## EXERCISE OBJECTIVE
Reproduce every record precisely, leaving no line out.

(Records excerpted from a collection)

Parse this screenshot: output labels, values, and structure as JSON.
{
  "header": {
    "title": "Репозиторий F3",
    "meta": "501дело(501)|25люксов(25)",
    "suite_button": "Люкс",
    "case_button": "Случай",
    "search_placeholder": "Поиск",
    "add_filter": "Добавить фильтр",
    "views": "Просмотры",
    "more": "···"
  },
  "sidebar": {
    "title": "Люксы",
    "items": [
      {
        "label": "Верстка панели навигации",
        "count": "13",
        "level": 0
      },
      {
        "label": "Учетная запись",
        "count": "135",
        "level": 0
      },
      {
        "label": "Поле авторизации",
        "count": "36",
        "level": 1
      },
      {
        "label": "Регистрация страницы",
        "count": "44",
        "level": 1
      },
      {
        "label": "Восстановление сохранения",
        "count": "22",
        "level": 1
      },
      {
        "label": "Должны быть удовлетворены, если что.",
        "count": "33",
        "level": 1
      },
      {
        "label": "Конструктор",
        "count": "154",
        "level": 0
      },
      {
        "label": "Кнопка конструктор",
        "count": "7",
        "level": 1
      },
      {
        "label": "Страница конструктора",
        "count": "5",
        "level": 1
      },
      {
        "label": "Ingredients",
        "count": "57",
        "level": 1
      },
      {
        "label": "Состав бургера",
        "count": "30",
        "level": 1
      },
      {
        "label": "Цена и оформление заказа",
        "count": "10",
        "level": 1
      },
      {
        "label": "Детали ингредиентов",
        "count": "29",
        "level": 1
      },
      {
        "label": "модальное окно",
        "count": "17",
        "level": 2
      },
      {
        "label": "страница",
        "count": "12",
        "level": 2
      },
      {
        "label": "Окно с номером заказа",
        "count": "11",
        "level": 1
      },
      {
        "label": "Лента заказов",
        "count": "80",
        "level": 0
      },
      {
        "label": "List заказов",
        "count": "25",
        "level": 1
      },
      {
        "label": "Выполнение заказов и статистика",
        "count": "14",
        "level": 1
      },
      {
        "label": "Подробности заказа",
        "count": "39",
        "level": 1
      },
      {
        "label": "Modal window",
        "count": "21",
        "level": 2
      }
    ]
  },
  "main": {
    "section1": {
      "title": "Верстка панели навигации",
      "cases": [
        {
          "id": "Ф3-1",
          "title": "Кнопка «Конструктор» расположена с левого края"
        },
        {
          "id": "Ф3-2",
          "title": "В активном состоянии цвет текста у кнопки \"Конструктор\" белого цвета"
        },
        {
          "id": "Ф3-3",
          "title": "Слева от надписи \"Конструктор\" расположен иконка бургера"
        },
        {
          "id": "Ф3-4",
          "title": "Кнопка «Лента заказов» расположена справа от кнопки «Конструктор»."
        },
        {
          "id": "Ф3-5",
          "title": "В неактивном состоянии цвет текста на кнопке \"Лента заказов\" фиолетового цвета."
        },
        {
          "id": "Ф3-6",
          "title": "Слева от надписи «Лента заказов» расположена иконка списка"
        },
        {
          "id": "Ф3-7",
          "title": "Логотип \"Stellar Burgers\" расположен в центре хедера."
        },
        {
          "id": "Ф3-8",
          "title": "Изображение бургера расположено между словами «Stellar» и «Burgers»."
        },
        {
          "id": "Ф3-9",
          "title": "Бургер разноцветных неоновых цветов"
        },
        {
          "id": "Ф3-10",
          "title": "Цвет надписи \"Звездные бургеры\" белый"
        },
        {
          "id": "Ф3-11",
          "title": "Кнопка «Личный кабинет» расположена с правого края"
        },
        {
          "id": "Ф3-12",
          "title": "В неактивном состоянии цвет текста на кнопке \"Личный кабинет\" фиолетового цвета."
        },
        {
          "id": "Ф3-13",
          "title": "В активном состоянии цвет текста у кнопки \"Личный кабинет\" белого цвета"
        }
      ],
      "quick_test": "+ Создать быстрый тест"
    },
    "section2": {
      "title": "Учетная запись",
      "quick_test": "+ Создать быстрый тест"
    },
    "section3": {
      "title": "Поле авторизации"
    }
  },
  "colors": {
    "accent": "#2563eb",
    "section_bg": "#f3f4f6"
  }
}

## RESPONSE TO THIS EXERCISE
Parse this screenshot: output labels, values, and structure as JSON.
{
  "header": {
    "title": "Репозиторий F3",
    "meta": "501дело(501)|25люксов(25)",
    "suite_button": "Люкс",
    "case_button": "Случай",
    "search_placeholder": "Поиск",
    "add_filter": "Добавить фильтр",
    "views": "Просмотры",
    "more": "···"
  },
  "sidebar": {
    "title": "Люксы",
    "items": [
      {
        "label": "Верстка панели навигации",
        "count": "13",
        "level": 0
      },
      {
        "label": "Учетная запись",
        "count": "135",
        "level": 0
      },
      {
        "label": "Поле авторизации",
        "count": "36",
        "level": 1
      },
      {
        "label": "Регистрация страницы",
        "count": "44",
        "level": 1
      },
      {
        "label": "Восстановление сохранения",
        "count": "22",
        "level": 1
      },
      {
        "label": "Должны быть удовлетворены, если что.",
        "count": "33",
        "level": 1
      },
      {
        "label": "Конструктор",
        "count": "154",
        "level": 0
      },
      {
        "label": "Кнопка конструктор",
        "count": "7",
        "level": 1
      },
      {
        "label": "Страница конструктора",
        "count": "5",
        "level": 1
      },
      {
        "label": "Ingredients",
        "count": "57",
        "level": 1
      },
      {
        "label": "Состав бургера",
        "count": "30",
        "level": 1
      },
      {
        "label": "Цена и оформление заказа",
        "count": "10",
        "level": 1
      },
      {
        "label": "Детали ингредиентов",
        "count": "29",
        "level": 1
      },
      {
        "label": "модальное окно",
        "count": "17",
        "level": 2
      },
      {
        "label": "страница",
        "count": "12",
        "level": 2
      },
      {
        "label": "Окно с номером заказа",
        "count": "11",
        "level": 1
      },
      {
        "label": "Лента заказов",
        "count": "80",
        "level": 0
      },
      {
        "label": "List заказов",
        "count": "25",
        "level": 1
      },
      {
        "label": "Выполнение заказов и статистика",
        "count": "14",
        "level": 1
      },
      {
        "label": "Подробности заказа",
        "count": "39",
        "level": 1
      },
      {
        "label": "Modal window",
        "count": "21",
        "level": 2
      }
    ]
  },
  "main": {
    "section1": {
      "title": "Верстка панели навигации",
      "cases": [
        {
          "id": "Ф3-1",
          "title": "Кнопка «Конструктор» расположена с левого края"
        },
        {
          "id": "Ф3-2",
          "title": "В активном состоянии цвет текста у кнопки \"Конструктор\" белого цвета"
        },
        {
          "id": "Ф3-3",
          "title": "Слева от надписи \"Конструктор\" расположен иконка бургера"
        },
        {
          "id": "Ф3-4",
          "title": "Кнопка «Лента заказов» расположена справа от кнопки «Конструктор»."
        },
        {
          "id": "Ф3-5",
          "title": "В неактивном состоянии цвет текста на кнопке \"Лента заказов\" фиолетового цвета."
        },
        {
          "id": "Ф3-6",
          "title": "Слева от надписи «Лента заказов» расположена иконка списка"
        },
        {
          "id": "Ф3-7",
          "title": "Логотип \"Stellar Burgers\" расположен в центре хедера."
        },
        {
          "id": "Ф3-8",
          "title": "Изображение бургера расположено между словами «Stellar» и «Burgers»."
        },
        {
          "id": "Ф3-9",
          "title": "Бургер разноцветных неоновых цветов"
        },
        {
          "id": "Ф3-10",
          "title": "Цвет надписи \"Звездные бургеры\" белый"
        },
        {
          "id": "Ф3-11",
          "title": "Кнопка «Личный кабинет» расположена с правого края"
        },
        {
          "id": "Ф3-12",
          "title": "В неактивном состоянии цвет текста на кнопке \"Личный кабинет\" фиолетового цвета."
        },
        {
          "id": "Ф3-13",
          "title": "В активном состоянии цвет текста у кнопки \"Личный кабинет\" белого цвета"
        }
      ],
      "quick_test": "+ Создать быстрый тест"
    },
    "section2": {
      "title": "Учетная запись",
      "quick_test": "+ Создать быстрый тест"
    },
    "section3": {
      "title": "Поле авторизации"
    }
  },
  "colors": {
    "accent": "#2563eb",
    "section_bg": "#f3f4f6"
  }
}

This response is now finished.